N=1—The Well-Tested Self-Experiment

notebooksAfter last week’s post, you already know a little bit about self tracking. Now you’re ready to take it to the next level—to add a bit more discipline and set up some structured experiments to see how changes in lifestyle can lead to changes in your body.

For this example, we’re going to try something pretty elemental: we’re going to try to increase our day-to-day energy.

The basics

In testing jargon, our experiment will depend on two things: the variable, which is the thing you’re interested in changing; and the treatment (also known as the habit), which is the thing you do to try to create that change.

Among users of the WellnessFX smartphone app who are looking for increased energy (that’s the variable), some of the most popular new healthy habits are staying hydrated, taking supplements, and going to sleep before 11 PM. (Some brave souls even opt for a daily cold shower—though you might want to start out with something a little less hardcore.)

Once you’ve chosen which treatment/habit you want to test, it’s time to get started

Collecting the data

Not surprisingly, there are lots of tracking apps out there that allow you to input your data over time. If that sounds like overkill, just grab a pen and mini notebook and keep it next to your bed or desk—wherever you’re most likely to record the results.

First you need to establish a baseline. For two weeks, without using any treatments, record your energy level twice a day, in the morning and at night, along a five-step spectrum: Horrible, Bad, OK, Good, or Excellent.

Now that you’ve got your baseline, collect another two weeks’ worth of energy levels, this time performing your new habit as consistently as you can. If you’re adding a supplement, try to take your dose at the same time every day. For a new exercise regimen, make sure to capture the duration of your workout. If you miss a day and you discover it later when recording a subsequent day’s energy level, try to remember why. Did it slip your mind? Or were you just feeling too frustrated to log? Thinking back on your state of mind can help you round out your data set.

Processing the data

If you make Horrible = 1, and Excellent = 5 on a 5-point scale, it’s easy to plot (date on the x-axis and energy on the y-axis), giving you a clear picture of your daily and nightly energy cycle.

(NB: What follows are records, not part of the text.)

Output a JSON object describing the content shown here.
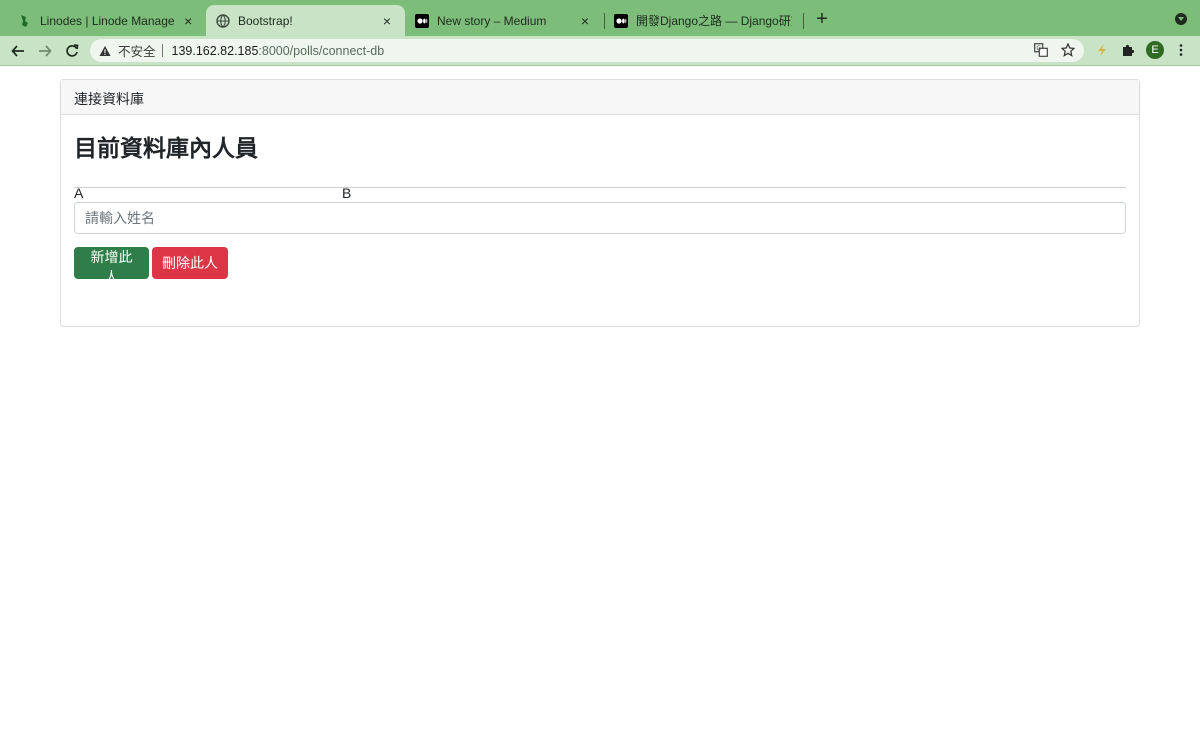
{
  "browser": {
    "tabs": [
      {
        "title": "Linodes | Linode Manager",
        "favicon": "linode-icon",
        "active": false
      },
      {
        "title": "Bootstrap!",
        "favicon": "globe-icon",
        "active": true
      },
      {
        "title": "New story – Medium",
        "favicon": "medium-icon",
        "active": false
      },
      {
        "title": "開發Django之路 — Django研究(",
        "favicon": "medium-icon",
        "active": false
      }
    ],
    "close_glyph": "×",
    "new_tab_glyph": "+",
    "address": {
      "security_label": "不安全",
      "host": "139.162.82.185",
      "path": ":8000/polls/connect-db"
    },
    "profile_initial": "E",
    "colors": {
      "frame": "#7dbd7a",
      "toolbar": "#c8e3c6"
    }
  },
  "page": {
    "card_header": "連接資料庫",
    "title": "目前資料庫內人員",
    "people": [
      "A",
      "B"
    ],
    "name_input": {
      "placeholder": "請輸入姓名",
      "value": ""
    },
    "add_button": "新增此人",
    "delete_button": "刪除此人",
    "colors": {
      "add": "#2f7d48",
      "delete": "#dc3545"
    }
  }
}
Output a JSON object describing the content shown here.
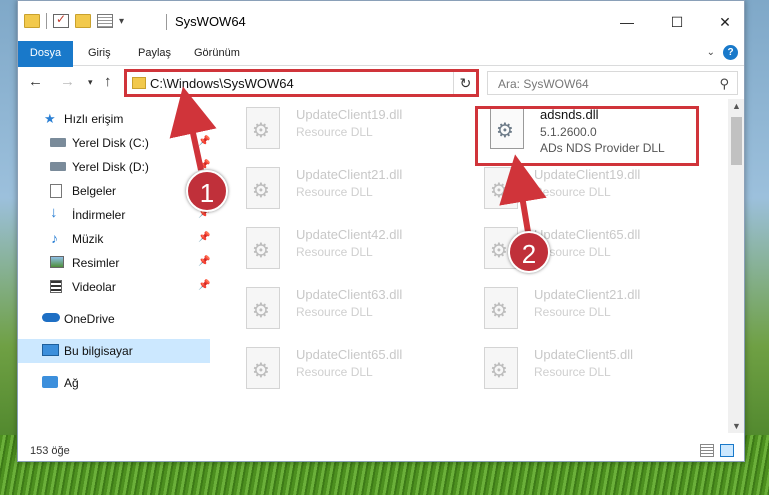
{
  "window": {
    "title": "SysWOW64",
    "controls": {
      "minimize": "—",
      "maximize": "☐",
      "close": "✕"
    }
  },
  "ribbon": {
    "tabs": [
      "Dosya",
      "Giriş",
      "Paylaş",
      "Görünüm"
    ],
    "expand_icon": "⌄",
    "help_icon": "?"
  },
  "navbar": {
    "back": "←",
    "forward": "→",
    "recent": "▾",
    "up": "↑",
    "address": "C:\\Windows\\SysWOW64",
    "refresh": "↻",
    "search_placeholder": "Ara: SysWOW64",
    "search_icon": "⚲"
  },
  "sidebar": {
    "items": [
      {
        "label": "Hızlı erişim",
        "icon": "star-icon",
        "pinned": false
      },
      {
        "label": "Yerel Disk (C:)",
        "icon": "drive-icon",
        "pinned": true
      },
      {
        "label": "Yerel Disk (D:)",
        "icon": "drive-icon",
        "pinned": true
      },
      {
        "label": "Belgeler",
        "icon": "documents-icon",
        "pinned": true
      },
      {
        "label": "İndirmeler",
        "icon": "download-icon",
        "pinned": true
      },
      {
        "label": "Müzik",
        "icon": "music-icon",
        "pinned": true
      },
      {
        "label": "Resimler",
        "icon": "pictures-icon",
        "pinned": true
      },
      {
        "label": "Videolar",
        "icon": "videos-icon",
        "pinned": true
      },
      {
        "label": "OneDrive",
        "icon": "cloud-icon",
        "pinned": false
      },
      {
        "label": "Bu bilgisayar",
        "icon": "computer-icon",
        "pinned": false,
        "selected": true
      },
      {
        "label": "Ağ",
        "icon": "network-icon",
        "pinned": false
      }
    ],
    "pin_glyph": "📌"
  },
  "files": {
    "left_column": [
      {
        "name": "UpdateClient19.dll",
        "type": "Resource DLL"
      },
      {
        "name": "UpdateClient21.dll",
        "type": "Resource DLL"
      },
      {
        "name": "UpdateClient42.dll",
        "type": "Resource DLL"
      },
      {
        "name": "UpdateClient63.dll",
        "type": "Resource DLL"
      },
      {
        "name": "UpdateClient65.dll",
        "type": "Resource DLL"
      }
    ],
    "right_column": [
      {
        "name": "adsnds.dll",
        "version": "5.1.2600.0",
        "type": "ADs NDS Provider DLL",
        "active": true
      },
      {
        "name": "UpdateClient19.dll",
        "type": "Resource DLL"
      },
      {
        "name": "UpdateClient65.dll",
        "type": "Resource DLL"
      },
      {
        "name": "UpdateClient21.dll",
        "type": "Resource DLL"
      },
      {
        "name": "UpdateClient5.dll",
        "type": "Resource DLL"
      }
    ]
  },
  "status": {
    "count": "153 öğe"
  },
  "annotations": {
    "step1": "1",
    "step2": "2",
    "highlight_color": "#d0343a"
  }
}
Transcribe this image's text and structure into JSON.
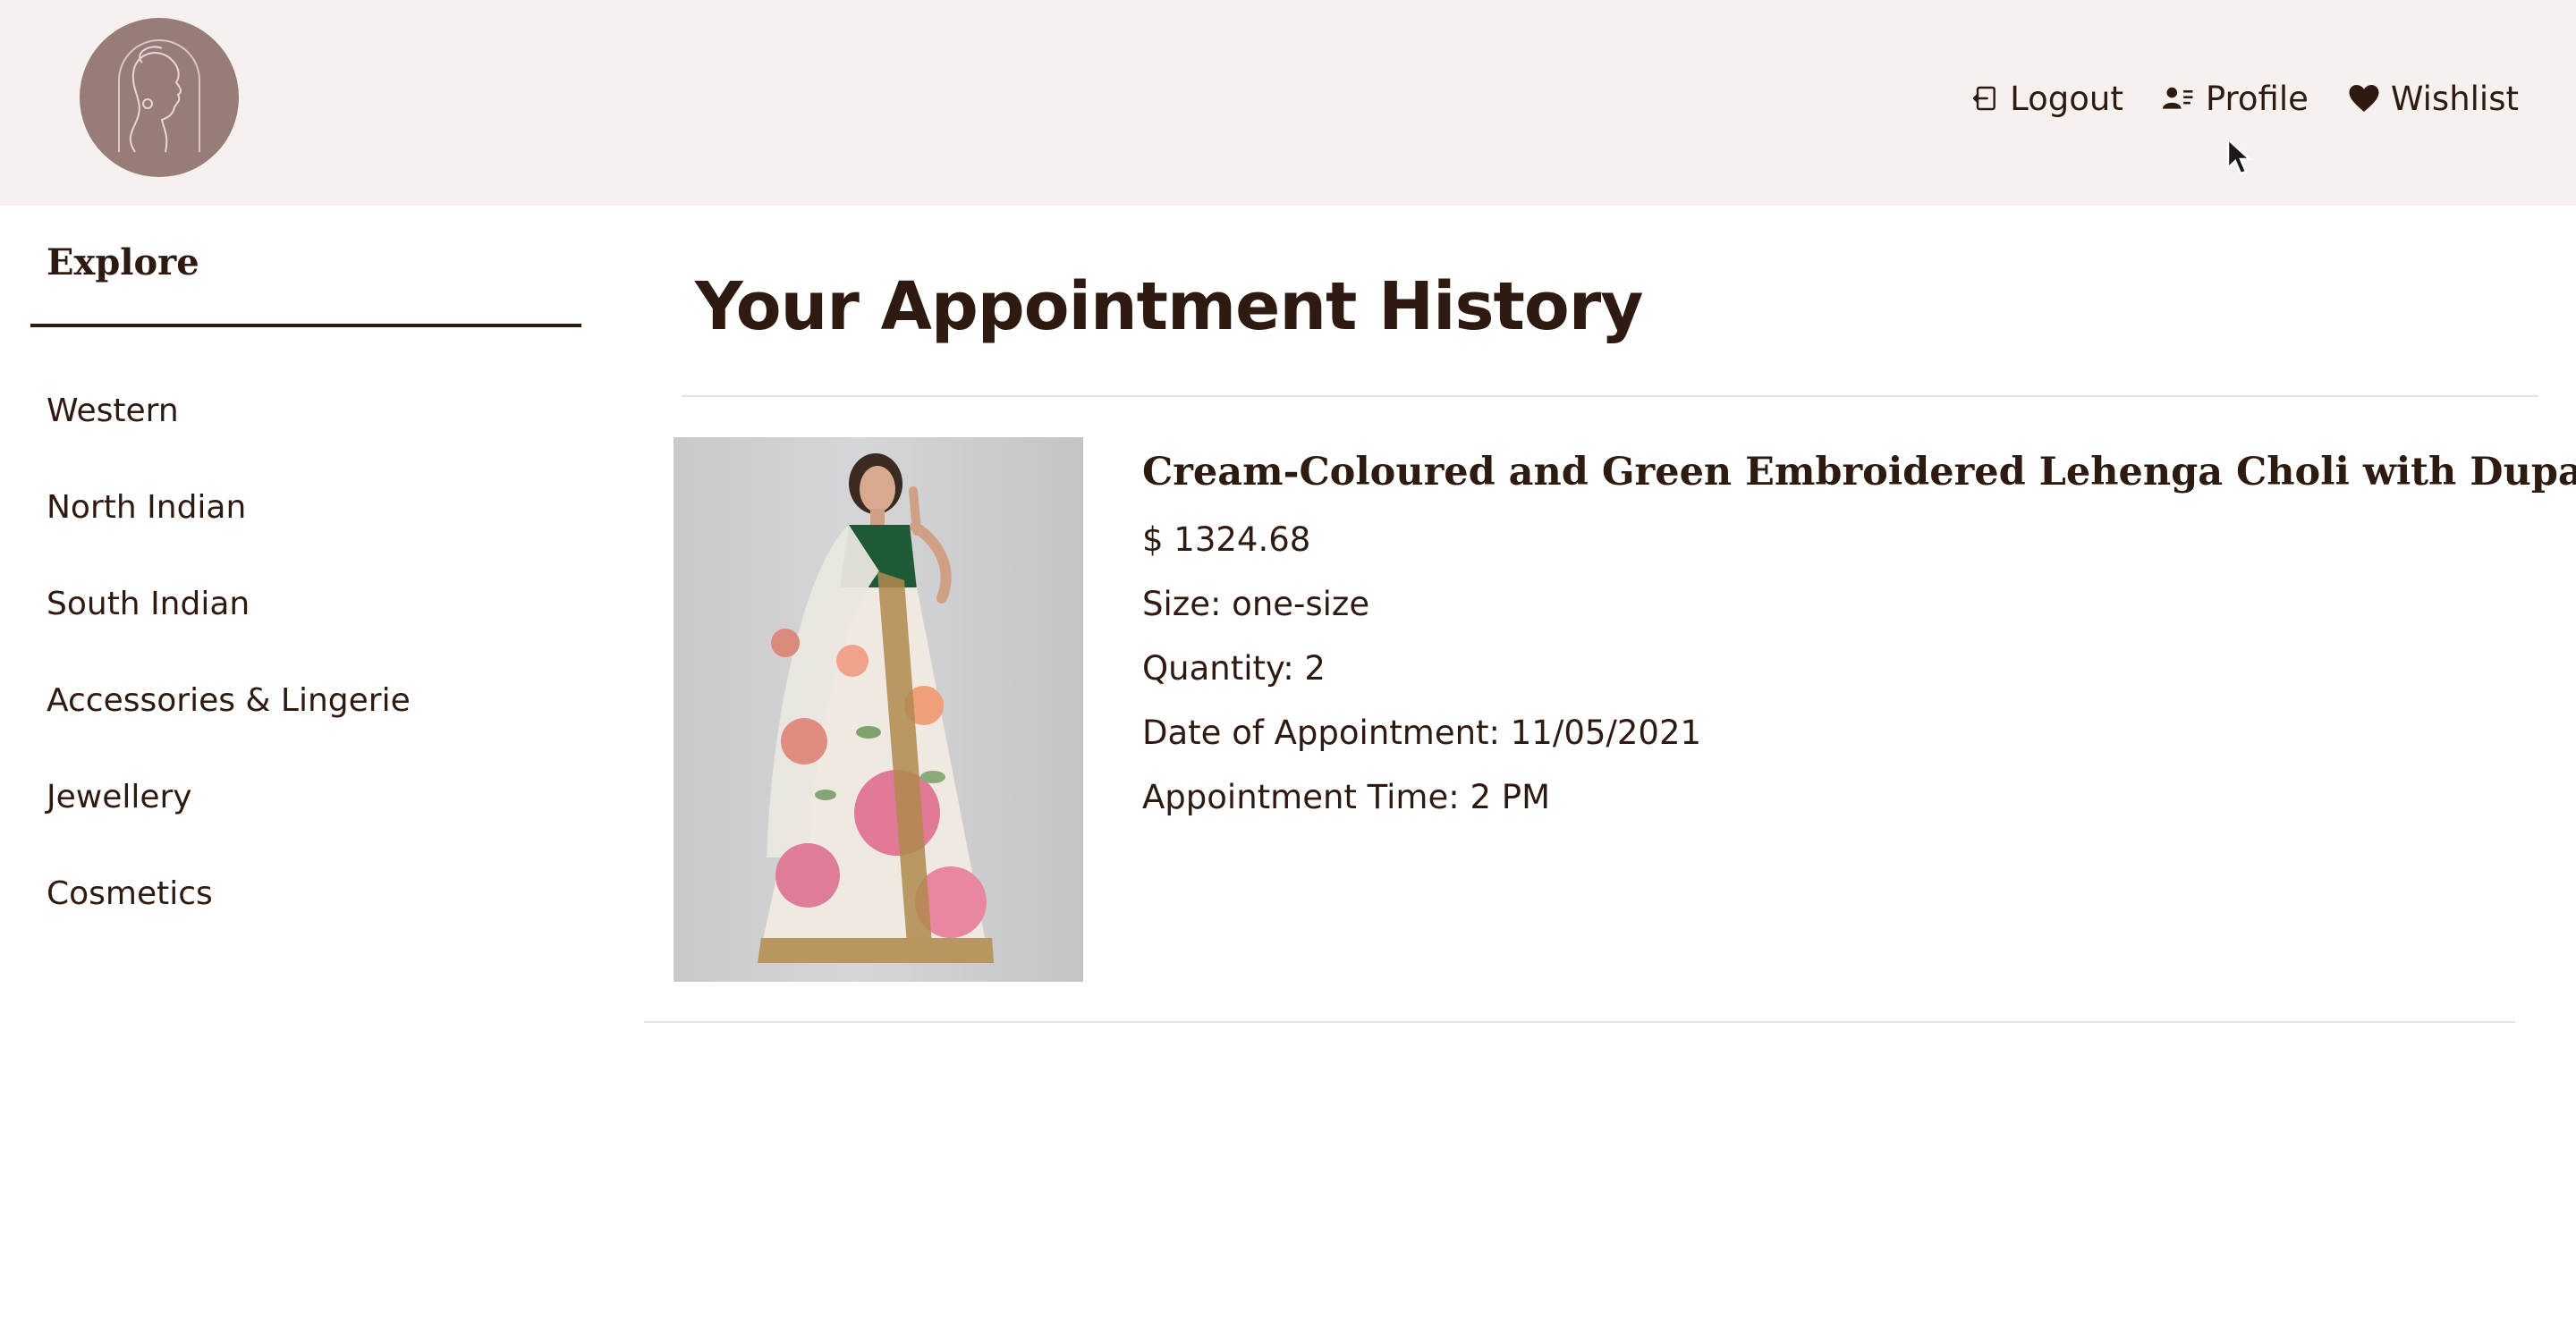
{
  "header": {
    "logo_icon": "woman-profile-logo",
    "nav": [
      {
        "label": "Logout",
        "icon": "logout-icon"
      },
      {
        "label": "Profile",
        "icon": "profile-card-icon"
      },
      {
        "label": "Wishlist",
        "icon": "heart-icon"
      }
    ]
  },
  "sidebar": {
    "title": "Explore",
    "items": [
      {
        "label": "Western"
      },
      {
        "label": "North Indian"
      },
      {
        "label": "South Indian"
      },
      {
        "label": "Accessories & Lingerie"
      },
      {
        "label": "Jewellery"
      },
      {
        "label": "Cosmetics"
      }
    ]
  },
  "main": {
    "title": "Your Appointment History",
    "appointments": [
      {
        "name": "Cream-Coloured and Green Embroidered Lehenga Choli with Dupatta",
        "price": "$ 1324.68",
        "size": "Size: one-size",
        "quantity": "Quantity: 2",
        "date": "Date of Appointment: 11/05/2021",
        "time": "Appointment Time: 2 PM"
      }
    ]
  },
  "colors": {
    "header_bg": "#f6f0ef",
    "text": "#2e1a10",
    "logo_bg": "#987c78",
    "divider": "#e6e2e1"
  }
}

self_track_chart

Make sure to note which days you performed your new habit and which days you missed. Compare this second two weeks against baseline. This is called A-B testing, and it can give you some pretty decent insight into cause and effect. Is there noticeable overall improvement? Any patterns you recognize?

But many experienced self-trackers take this a step further by stopping the treatment and repeating another two weeks back at baseline, just to see what happens as the effects of the treatment/habit taper off.  After what was ultimately six weeks of tracking, you’ll have a complete snapshot of yourself before, during, and after treatment.

The next level

If you’re still experiencing low energy and want to take a closer look at potential biological causes, examine any recent blood test results. Check your thyroid values, looking closely at T4 and TSH. Anemia is also a common cause of fatigue, which would show up in red blood cell count and ferritin. There are hormonal markers to check as well, like DHEA, testosterone, and IGF-1.

If you find anything out of the ordinary, speak to a healthcare professional and be sure to report the findings from your well-tested theories. The quality of your self-testing is what can make the difference between being thought of as helpful or as a hypochondriac, and can help you get to the root cause of your energy issues much more quickly.

The posts on this blog are for information only, and are not intended to substitute for a doctor-patient or other healthcare professional-patient relationship nor do they constitute medical or healthcare advice of any kind. Any information in these posts should not be acted upon without consideration of primary source material and professional input from one's own healthcare professionals.